Directions for this task:
Without altering a single word, repeat the records that follow.

Exercise input:

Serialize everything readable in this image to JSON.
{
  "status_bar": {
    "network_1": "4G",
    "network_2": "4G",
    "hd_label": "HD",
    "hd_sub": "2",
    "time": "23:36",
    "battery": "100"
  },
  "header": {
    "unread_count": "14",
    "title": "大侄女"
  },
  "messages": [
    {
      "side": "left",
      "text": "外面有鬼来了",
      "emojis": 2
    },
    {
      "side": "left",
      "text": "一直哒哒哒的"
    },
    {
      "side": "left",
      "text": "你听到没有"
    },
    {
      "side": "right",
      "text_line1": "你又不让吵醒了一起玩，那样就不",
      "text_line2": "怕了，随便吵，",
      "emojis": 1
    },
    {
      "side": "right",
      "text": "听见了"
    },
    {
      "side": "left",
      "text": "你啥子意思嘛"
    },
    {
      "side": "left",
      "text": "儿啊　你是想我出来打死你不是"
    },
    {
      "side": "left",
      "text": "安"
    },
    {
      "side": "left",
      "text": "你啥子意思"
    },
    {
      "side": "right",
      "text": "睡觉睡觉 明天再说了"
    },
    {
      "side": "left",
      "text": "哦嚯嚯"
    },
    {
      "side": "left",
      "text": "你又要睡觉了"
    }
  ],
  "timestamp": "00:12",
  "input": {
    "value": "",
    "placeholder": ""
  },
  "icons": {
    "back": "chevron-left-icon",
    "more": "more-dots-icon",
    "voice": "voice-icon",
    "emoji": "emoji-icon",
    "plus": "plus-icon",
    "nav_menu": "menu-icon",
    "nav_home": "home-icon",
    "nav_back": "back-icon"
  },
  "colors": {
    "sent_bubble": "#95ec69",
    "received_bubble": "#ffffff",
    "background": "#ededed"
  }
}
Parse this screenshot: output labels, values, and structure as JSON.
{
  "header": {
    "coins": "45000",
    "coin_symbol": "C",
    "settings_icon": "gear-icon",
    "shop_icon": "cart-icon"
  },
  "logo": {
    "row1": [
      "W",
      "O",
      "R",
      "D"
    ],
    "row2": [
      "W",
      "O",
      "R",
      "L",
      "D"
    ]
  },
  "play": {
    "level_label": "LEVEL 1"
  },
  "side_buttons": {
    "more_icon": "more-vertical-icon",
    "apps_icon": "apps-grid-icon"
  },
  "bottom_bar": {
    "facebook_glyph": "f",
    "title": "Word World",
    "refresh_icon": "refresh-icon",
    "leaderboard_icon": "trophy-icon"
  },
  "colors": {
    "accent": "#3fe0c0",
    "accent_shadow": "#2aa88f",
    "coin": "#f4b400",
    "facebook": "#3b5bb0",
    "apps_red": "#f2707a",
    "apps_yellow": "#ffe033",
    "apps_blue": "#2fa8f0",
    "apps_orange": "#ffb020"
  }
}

Solution below:
Serialize everything readable in this image to JSON.
{
  "status_bar": {
    "network_1": "4G",
    "network_2": "4G",
    "hd_label": "HD",
    "hd_sub": "2",
    "time": "23:36",
    "battery": "100"
  },
  "header": {
    "unread_count": "14",
    "title": "大侄女"
  },
  "messages": [
    {
      "side": "left",
      "text": "外面有鬼来了",
      "emojis": 2
    },
    {
      "side": "left",
      "text": "一直哒哒哒的"
    },
    {
      "side": "left",
      "text": "你听到没有"
    },
    {
      "side": "right",
      "text_line1": "你又不让吵醒了一起玩，那样就不",
      "text_line2": "怕了，随便吵，",
      "emojis": 1
    },
    {
      "side": "right",
      "text": "听见了"
    },
    {
      "side": "left",
      "text": "你啥子意思嘛"
    },
    {
      "side": "left",
      "text": "儿啊　你是想我出来打死你不是"
    },
    {
      "side": "left",
      "text": "安"
    },
    {
      "side": "left",
      "text": "你啥子意思"
    },
    {
      "side": "right",
      "text": "睡觉睡觉 明天再说了"
    },
    {
      "side": "left",
      "text": "哦嚯嚯"
    },
    {
      "side": "left",
      "text": "你又要睡觉了"
    }
  ],
  "timestamp": "00:12",
  "input": {
    "value": "",
    "placeholder": ""
  },
  "icons": {
    "back": "chevron-left-icon",
    "more": "more-dots-icon",
    "voice": "voice-icon",
    "emoji": "emoji-icon",
    "plus": "plus-icon",
    "nav_menu": "menu-icon",
    "nav_home": "home-icon",
    "nav_back": "back-icon"
  },
  "colors": {
    "sent_bubble": "#95ec69",
    "received_bubble": "#ffffff",
    "background": "#ededed"
  }
}
Parse this screenshot: output labels, values, and structure as JSON.
{
  "header": {
    "coins": "45000",
    "coin_symbol": "C",
    "settings_icon": "gear-icon",
    "shop_icon": "cart-icon"
  },
  "logo": {
    "row1": [
      "W",
      "O",
      "R",
      "D"
    ],
    "row2": [
      "W",
      "O",
      "R",
      "L",
      "D"
    ]
  },
  "play": {
    "level_label": "LEVEL 1"
  },
  "side_buttons": {
    "more_icon": "more-vertical-icon",
    "apps_icon": "apps-grid-icon"
  },
  "bottom_bar": {
    "facebook_glyph": "f",
    "title": "Word World",
    "refresh_icon": "refresh-icon",
    "leaderboard_icon": "trophy-icon"
  },
  "colors": {
    "accent": "#3fe0c0",
    "accent_shadow": "#2aa88f",
    "coin": "#f4b400",
    "facebook": "#3b5bb0",
    "apps_red": "#f2707a",
    "apps_yellow": "#ffe033",
    "apps_blue": "#2fa8f0",
    "apps_orange": "#ffb020"
  }
}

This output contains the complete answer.